Growing up and adulting is stressful and hard work. Many argue the entitled and lazy millennials aren’t well-suited for “grown-up life”, but that’s a conversation for another time. Abbey Kindler takes this concept, and created basically a DIY version of becoming an adult, Learn to Adult. It’s a podcast version of Adulting 101.

Coming from someone who’s spent way too much time lately watching “how-to” YouTube videos, this is a topic that’s near and dear to my heart. Recently, I got a chance to chat with Abbey, creator and host of Learn to Adult about how she got started and where she wants to take the podcast from here.

Discover Pods: How did your podcast get started?

Abbey: I got into podcasting when a friend asked me to cohost a TV show podcast (Once Upon a Timing). I had a mic and some editing equipment so I figured why not? I had been toying with the idea of a show, which is why I had the mic, but doing the cohosted show really helped my comfort level with the show. My first few episodes make me cringe because I’ve evolved so much since then! It’s amazing what a few weeks of recording can do for your confidence and comfort! But I knew I wanted to help people and I know how many people struggle with growing up! Just look through #adulting on Twitter. It is full of people with questions and confusion! Adulting is hard! So I chose a name I loved, “Learn to Adult” and I started my journey!

DP: As a first-time homeowner, I’m definitely having to “learn to adult” fast and on the fly, where should I start? Any specific episodes I should start with?

Abbey: Buying a home is one of my long term episode goals. One of the things I do (since I am in no way an expert on everything) is to find people to talk to and help guide me through the process as well. Right now I think the biggest hitter I have covered is taxes! There are two episodes on taxes because one was not enough. The two professionals I interviewed were amazing and I think they both had great information for first time filers. If you are starting out my episode called Back up and Save is a short solo episode that I really enjoyed making and it has my favorite information of all time: Save. Your. Documents. If you like two people talking more, my latest two episodes about networking are a lot of fun and very informative.

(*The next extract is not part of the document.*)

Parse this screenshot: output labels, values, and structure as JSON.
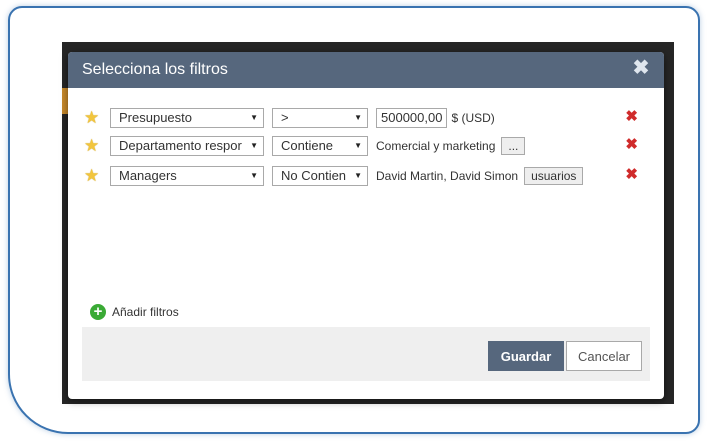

DP: Why did you choose a podcast over other mediums?

Abbey: I love podcasting so much. It is this new wave of communication that I feel connected to. I was always making radio shows as a kid but never saw it as something I could do as an adult. I didn’t want to be a DJ or a news reporter, I wanted a talk show I was in control of and until a few years ago, that wasn’t available! I tried the YouTube route but being on camera stresses me out. Plus podcasting without makeup is my jam.

DP: “New wave of communication” How do you think the relationship (if any) exists between radio and podcasts 15 years from now?

Abbey: I think radio and podcasting will meet head on here shortly. The integration of ads into podcasts and radio stations moving online or to satellites, it is only a matter of time before the two mediums are married. I know Sirius is already launching something for podcasts so we are almost there. I think this generations thirst for variety, news, history, and comedy will be met with podcasts and radio combining.

DP: What’s unique about your podcast? Why do your listeners keep coming back?

Abbey: “Learn to Adult” helps guide you through the tasks we all have to do as an adult but we didn’t learn in school. So many people find them self helpless and googling “How do I do my taxes?!” I wanted a way to learn these thing or at least get a primer for commuters and podcast lovers. I cover a variety of topics and also talk to subject matter experts! It’s a great bite sized podcast to help people week after week, and people come back for the wide array of learning!

DP: Your genre lends itself easily to snackable, bite-size episodes. Have you toyed and/or tested with more longer form?

Abbey: Longer form has always been something I have been interested in. Especially for the larger topics (like home buying!!) but anything longer than that seems like such a slog to me. First the editing would be a bear, but also I know that long form can be a turn off to a lot of people. They would rather things in easily digestible form rather than one giant thing. It’s like a meme I saw a while ago, “I’ll sit down and binge 3 seasons of a tv show on Netflix but a YouTube video longer than 5 minutes? Ain’t nobody got time for that.” I think wisdom applies to podcasting as well. People would rather binge multiple episodes than one huge one.

DP: What’s next? Where do you want to take your podcast?

Abbey: I would love for my podcast to have a mailbag section and a call line. People have so many specific questions they want to ask and I want to answer all of them! If I had enough traction I could move to two episodes a week! I’m also toying with the idea of a book but that’s a crazy long term goal!

DP: What are your favorite 5 podcasts?


  1. Nerdist
  2. Pod Save America
  3. Anna Faris is Unqualified
  4. Talk Salad and Scrambled Eggs
  5. Storm of Spoilers

DP: Anything else you want to add?

Abbey: This is not aimed to be self serving, but if you find a podcast you like, let them know somehow. Email them, rate them on iTunes, tweet/share their links. It really does mean the world to people who pour themselves into this medium.

DP: Where can listeners find you?